your operation; therefore, it is extremely critical that you begin with
good-quality stock. Today's consumer prefers pork from lean carcasses--a
characteristic that is primarily determined by genetics. Lean genetics
can be attained by careful selection of sows and boars. Assistance is available
for locating and selecting genetically superior stock through the agricultural
extension service and universities.
Nutrition and Feeding
Over 50% of the total cost of
producing hogs will be feed costs. Therefore, it is important to provide
a nutritionally balanced diet at the least cost. Remember, no one
feed ingredient can provide all the nutrients swine need on a daily basis.
Although, most swine diets are based on corn and soybean meal, a wide variety
of feeds exists that are suitable for hogs. The key to using different
feeds is to make sure they are mixed correctly with other feeds/supplements
to ensure the diet is balanced based on the weight class or stage of production
of the swine.
Pasture-based swine systems take advantage
of the sow's excellent grazing ability to lower the cost of feeding. Wise
use of pasture can significantly lower your feed bill. However, not all
pastures will be suitable for sows. Pastures should be young, tender, high
in protein, and low in fiber. Clovers and annual grasses such as wheat,
oats, rye, and ryegrass make excellent forages for sows during the cooler
months of the year. Rotationally grazing these pastures will help ensure
that maximum productivity of pastures is achieved. Rotationally grazing
sows helps maintain pastures at a young, tender stage of growth and helps
avoid excessive trampling and rooting of pastures. Good-quality pasture
can be used to replace 50% of the grain and supplement needs during gestation.
Pasture - The Gunthorp Farm. Greg and Lei Gunthorp have many good ideas
and tips. Visit their website.
An Agriculture That Makes Sense: Making Money on Hogs. Is a publication
that describes a farrow- to-finish enterprise in Minnesota that pasture
farrows about 50 sows in May and August. This publication also provides
details on farrowing, feed costs, veterinary costs, shelter costs, and
marketing. This farm's total actual listed costs were $17.45, $14.84, and
$5.89 per hundred weight lower than the average listed costs of the top
performing farmers (reported in the Southeast Minnesota Farm Business Management
Program Annual Report) for 1998, 1992, and 1995, respectively. For a copy
of this publication write to or call:
Land Stewardship Project, 2200 Fourth Street, White Bear Lake, MN 55110,
A Gentler Way - Sows On Pasture by farmers Dwight and Becky Ault
describe experiences of several farmers that are involved with pasture
farrowing. For a copy, send $4 to Dwight Ault, Rt. 1 Box 230, Austin MN
Tom Frantzen of New Hampton, IA has many innovative ideas on how
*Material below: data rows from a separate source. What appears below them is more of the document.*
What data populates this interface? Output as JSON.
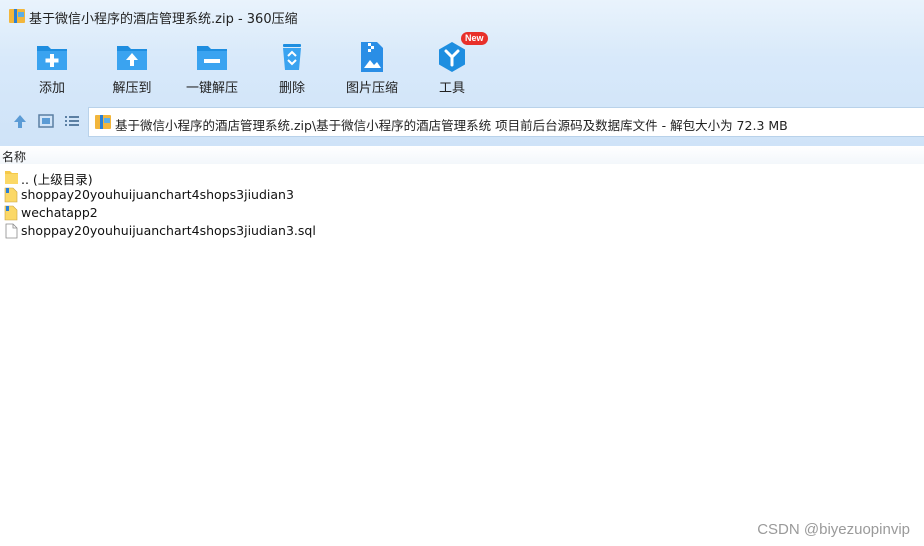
{
  "window": {
    "title": "基于微信小程序的酒店管理系统.zip - 360压缩"
  },
  "toolbar": {
    "items": [
      {
        "label": "添加",
        "icon": "add-folder-icon"
      },
      {
        "label": "解压到",
        "icon": "extract-to-icon"
      },
      {
        "label": "一键解压",
        "icon": "one-click-extract-icon"
      },
      {
        "label": "删除",
        "icon": "recycle-bin-icon"
      },
      {
        "label": "图片压缩",
        "icon": "image-compress-icon"
      },
      {
        "label": "工具",
        "icon": "tools-icon",
        "badge": "New"
      }
    ]
  },
  "nav": {
    "path": "基于微信小程序的酒店管理系统.zip\\基于微信小程序的酒店管理系统 项目前后台源码及数据库文件 - 解包大小为 72.3 MB"
  },
  "list": {
    "column_name": "名称",
    "rows": [
      {
        "name": ".. (上级目录)",
        "type": "folder"
      },
      {
        "name": "shoppay20youhuijuanchart4shops3jiudian3",
        "type": "folder-file"
      },
      {
        "name": "wechatapp2",
        "type": "folder-file"
      },
      {
        "name": "shoppay20youhuijuanchart4shops3jiudian3.sql",
        "type": "file"
      }
    ]
  },
  "watermark": "CSDN @biyezuopinvip",
  "colors": {
    "accent": "#1e8ee0",
    "chrome": "#d8e9fa",
    "badge": "#e8302a"
  }
}
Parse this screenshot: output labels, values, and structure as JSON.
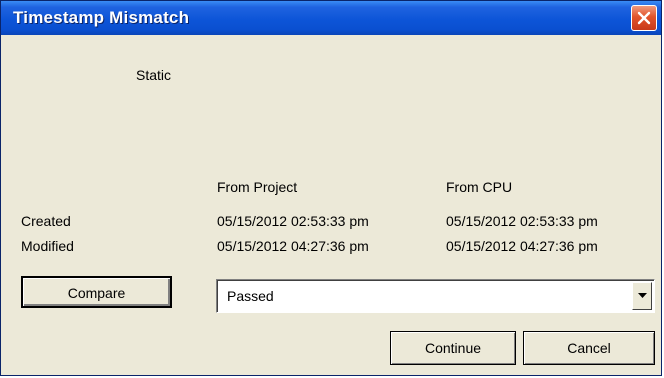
{
  "window": {
    "title": "Timestamp Mismatch"
  },
  "static_label": "Static",
  "columns": {
    "from_project": "From Project",
    "from_cpu": "From CPU"
  },
  "rows": [
    {
      "label": "Created",
      "project": "05/15/2012  02:53:33 pm",
      "cpu": "05/15/2012  02:53:33 pm"
    },
    {
      "label": "Modified",
      "project": "05/15/2012  04:27:36 pm",
      "cpu": "05/15/2012  04:27:36 pm"
    }
  ],
  "compare_button": "Compare",
  "result_combo": {
    "value": "Passed"
  },
  "buttons": {
    "continue": "Continue",
    "cancel": "Cancel"
  },
  "icons": {
    "close": "close-icon",
    "dropdown": "chevron-down-icon"
  },
  "colors": {
    "titlebar": "#0d55d8",
    "dialog_bg": "#ece9d8",
    "close_button": "#e2542b"
  }
}
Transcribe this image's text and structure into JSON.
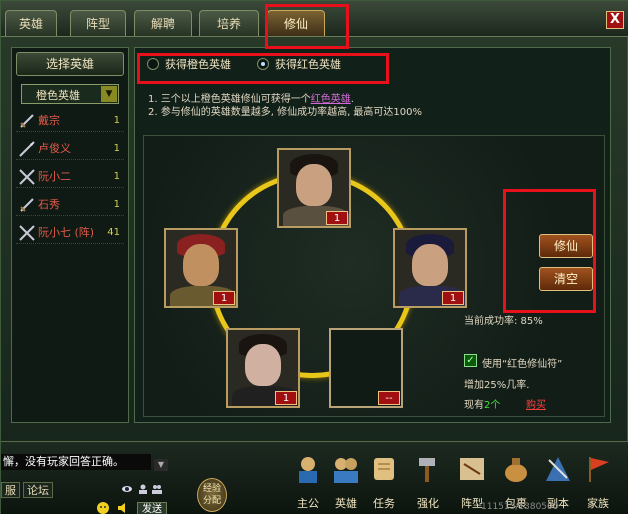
{
  "tabs": [
    {
      "label": "英雄",
      "active": false
    },
    {
      "label": "阵型",
      "active": false
    },
    {
      "label": "解聘",
      "active": false
    },
    {
      "label": "培养",
      "active": false
    },
    {
      "label": "修仙",
      "active": true
    }
  ],
  "close_label": "X",
  "left_panel": {
    "title": "选择英雄",
    "select_value": "橙色英雄",
    "heroes": [
      {
        "name": "戴宗",
        "count": "1"
      },
      {
        "name": "卢俊义",
        "count": "1"
      },
      {
        "name": "阮小二",
        "count": "1"
      },
      {
        "name": "石秀",
        "count": "1"
      },
      {
        "name": "阮小七 (阵)",
        "count": "41"
      }
    ]
  },
  "mode": {
    "options": [
      {
        "label": "获得橙色英雄",
        "selected": false
      },
      {
        "label": "获得红色英雄",
        "selected": true
      }
    ]
  },
  "rules": {
    "line1_prefix": "1. 三个以上橙色英雄修仙可获得一个",
    "line1_link": "红色英雄",
    "line1_suffix": ".",
    "line2": "2. 参与修仙的英雄数量越多, 修仙成功率越高, 最高可达100%"
  },
  "slots": [
    {
      "badge": "1",
      "empty": false
    },
    {
      "badge": "1",
      "empty": false
    },
    {
      "badge": "1",
      "empty": false
    },
    {
      "badge": "1",
      "empty": false
    },
    {
      "badge": "--",
      "empty": true
    }
  ],
  "buttons": {
    "cultivate": "修仙",
    "clear": "清空"
  },
  "rate": {
    "current": "当前成功率: 85%",
    "use_item": "使用“红色修仙符”",
    "bonus": "增加25%几率.",
    "owned_prefix": "现有",
    "owned_count": "2个",
    "buy": "购买"
  },
  "chat": {
    "message": "懈，没有玩家回答正确。",
    "tabs": [
      "服",
      "论坛"
    ],
    "send": "发送"
  },
  "exp_button": "经验\n分配",
  "bottom_nav": [
    {
      "label": "主公"
    },
    {
      "label": "英雄"
    },
    {
      "label": "任务"
    },
    {
      "label": "强化"
    },
    {
      "label": "阵型"
    },
    {
      "label": "包裹"
    },
    {
      "label": "副本"
    },
    {
      "label": "家族"
    }
  ],
  "ticker": "111515/1380500",
  "colors": {
    "highlight": "#e8101a",
    "gold_ring": "#e8c61a",
    "hero_name": "#e25a4a",
    "button": "#a0521e"
  }
}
to be successful with pasture farrowing. His experiences and are described
in detail in the book , Farmers for the Future, by Successful Farming Business
Editor Dan Looker. It should be available from Iowa State University Press
The Greenbook ‘97 contains descriptions of three different outdoor
Grazing Sows on Pasture, Grazing Hogs on Standing Grain and Pasture,
and Butcher Hogs on Pasture. Visit the Energy and Sustainable Agriculture
Program page at the Minnesota Department of Agriculture website to find
out to receive this publication.
Moorman's Outdoor Swine Technology (MOST). Program Manual. Moorman's,
1000 N. 30th Street, P.O. Box C1, Quincy, IL 62305-3115. Tele. (217) 222-7100.
Outdoor Pig Production. Keith Thornton. 1988. Farming Press Ipwich,
U.K. (206 pages). Distributed in N. America by: Diamond Farm Enterprises,
Box 537, Alexandria Bay, NY 13607. USA.
Practical Outdoor Pig Production. VHS Color Video (approximately
40 min. running time). Farming Press Videos, Ipswich, U.K. Distributed
in N. America by: Diamond Farm Enterprises, Box 537, Alexandria Bay, NY
Pasture Farrowing. PORT-A-HUT, INC. Storm Lake, IA 50588.